If you know exactly what you want to major in and where you want to work and what you want to do with your life, you may still want to consider a state school or community college, or postponing college for a year or two. College is fucking expensive, and it takes a long time to pay off. Even if you are one thousand percent certain and committed and motivated and driven, it will take a long time to realize your dreams. It will take a long time until you can live the life you've dreamed of. Do not get drunk in a hot tub three months after graduation and start crying in a fake British accent about how you've been waiting "so long" but you can't find a job (yeah, Fay, thanks for ruining my 21st birthday). It's been three months. This is going to be a long, expensive, difficult, stressful, exhausting struggle. Be patient, work hard, and understand that you're going to face a lot of failure before your "big break".
Think of it this way: if you inherited some sort of legacy that gave you an allowance of $100,000 a year, what would you do with your time? Would you still want to write? Would you still want to teach? Would you still want to clean teeth? Would you still want to sell clothes? What is the one thing you could see yourself doing for the rest of your life, even if you didn't need any money? Now imagine that you are getting an allowance of $30,000 a year. It's enough to make ends meet, as long as you don't have kids. But working would give you some extra income, would help you save and afford big purchases and maybe even support a family. What is the one thing you would want to do? Now imagine that there is no allowance, no inheritance. It is up to you, to your talents and skills and passions to support yourself and your future family. What do you want to do?

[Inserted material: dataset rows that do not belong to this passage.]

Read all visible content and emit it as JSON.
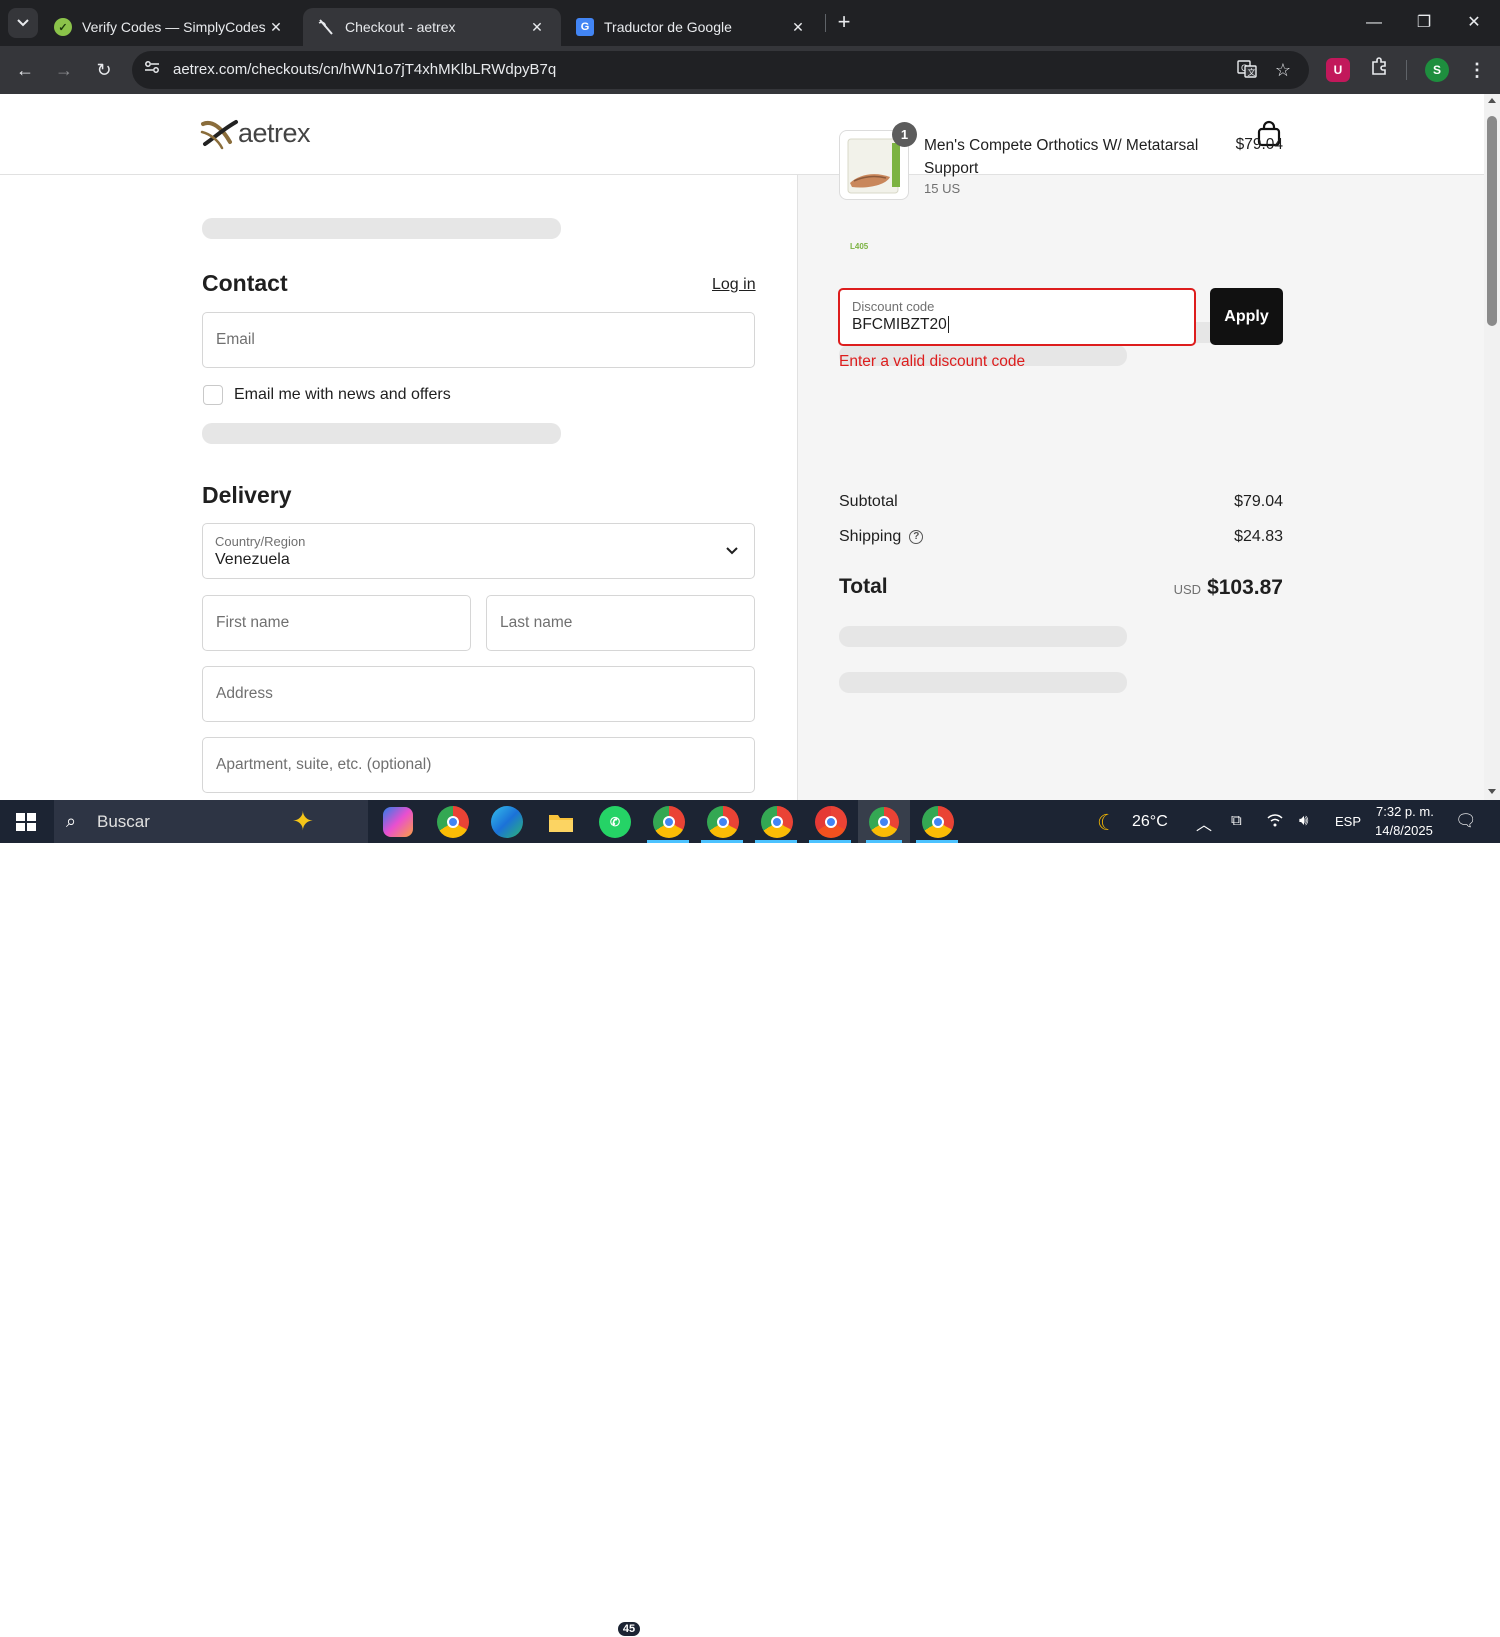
{
  "browser": {
    "tabs": [
      {
        "title": "Verify Codes — SimplyCodes",
        "active": false
      },
      {
        "title": "Checkout - aetrex",
        "active": true
      },
      {
        "title": "Traductor de Google",
        "active": false
      }
    ],
    "url": "aetrex.com/checkouts/cn/hWN1o7jT4xhMKlbLRWdpyB7q",
    "profile_initial": "S",
    "extension_initial": "U",
    "colors": {
      "accent": "#35363a",
      "frame": "#202124"
    }
  },
  "site": {
    "logo_text": "aetrex"
  },
  "contact": {
    "title": "Contact",
    "login_label": "Log in",
    "email_placeholder": "Email",
    "newsletter_label": "Email me with news and offers"
  },
  "delivery": {
    "title": "Delivery",
    "country_label": "Country/Region",
    "country_value": "Venezuela",
    "first_name_placeholder": "First name",
    "last_name_placeholder": "Last name",
    "address_placeholder": "Address",
    "apartment_placeholder": "Apartment, suite, etc. (optional)"
  },
  "order": {
    "product": {
      "name": "Men's Compete Orthotics W/ Metatarsal Support",
      "variant": "15 US",
      "price": "$79.04",
      "quantity": "1",
      "thumb_label": "L405"
    },
    "discount": {
      "label": "Discount code",
      "value": "BFCMIBZT20",
      "apply_label": "Apply",
      "error": "Enter a valid discount code",
      "error_color": "#dd1d1d"
    },
    "subtotal_label": "Subtotal",
    "subtotal_value": "$79.04",
    "shipping_label": "Shipping",
    "shipping_value": "$24.83",
    "total_label": "Total",
    "total_currency": "USD",
    "total_value": "$103.87"
  },
  "taskbar": {
    "search_label": "Buscar",
    "whatsapp_badge": "45",
    "weather": "26°C",
    "language": "ESP",
    "time": "7:32 p. m.",
    "date": "14/8/2025"
  }
}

If the answers you're coming up with are things like "socialize", "something that would give me lots of vacation days and leave my weekends free", or "something with a good benefits package", don't go to a liberal arts college. Maybe don't go to college at all. Go to a vocational school, take business classes online, work full-time at a bagel shop or part-time as a security guard or intern at a business. But if the answers you're coming up with are things like "counsel suicidal teenagers" or "write poetry" or "teach seventh grade math", go to college. Get your degree. Just understand that, while all of the stress and money and hardship will be worth it in the end, the end is a long way from where you are now. Be prepared.